New Strategies for Preventing/Treating Postoperative Ileus

Gut-Liver Immunopharmacology Unit


Project 6

New Strategies for Preventing/Treating Postoperative Ileus


After abdominal surgery, gastrointestinal motility is impaired. This postoperative ileus (POI) usually resolves within 3 days but can become prolonged with severe nausea and vomiting and prolonged hospital stay. The pathogenesis of POI is multifactorial with an iatrogenic component due to perioperative medicines, most importantly opioid analgesics. In the gut, an inflammatory cascade is triggered by resident macrophages in the muscular layer, that are activated during the manipulation of the gut. Cytokines, chemokines and adhesion molecules are expressed and circulatory leukocytes are recruited to the manipulated gut wall. Nitric oxide and prostaglandins released by the inflammatory cells inhibit gastrointestinal motility. The actually used fast-track protocols and medicines do not at all fully prevent the occurrence of prolonged POI. The manipulation-induced inflammation is now considered as primary target for preventive/therapeutic strategies.
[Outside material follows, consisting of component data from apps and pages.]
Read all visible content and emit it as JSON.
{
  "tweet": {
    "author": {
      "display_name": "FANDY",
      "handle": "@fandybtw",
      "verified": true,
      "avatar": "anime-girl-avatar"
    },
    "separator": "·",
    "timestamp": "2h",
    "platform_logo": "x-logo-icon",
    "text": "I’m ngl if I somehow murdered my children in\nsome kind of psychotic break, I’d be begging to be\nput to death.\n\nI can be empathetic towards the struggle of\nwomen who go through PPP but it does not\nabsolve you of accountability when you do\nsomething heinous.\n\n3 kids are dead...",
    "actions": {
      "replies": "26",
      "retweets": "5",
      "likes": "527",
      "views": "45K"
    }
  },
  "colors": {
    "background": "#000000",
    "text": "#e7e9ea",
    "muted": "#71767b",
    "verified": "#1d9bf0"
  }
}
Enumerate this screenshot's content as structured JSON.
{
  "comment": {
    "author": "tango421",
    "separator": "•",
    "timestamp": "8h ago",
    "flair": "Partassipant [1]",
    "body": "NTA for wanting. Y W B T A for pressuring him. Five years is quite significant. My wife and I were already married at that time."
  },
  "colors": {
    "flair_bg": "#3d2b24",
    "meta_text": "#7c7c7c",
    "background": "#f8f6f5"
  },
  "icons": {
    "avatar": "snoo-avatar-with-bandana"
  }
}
This project explores new strategies to prevent/interfere with postoperative gut inflammation for prevention/therapy of POI in a murine model.


Romain Lefebvre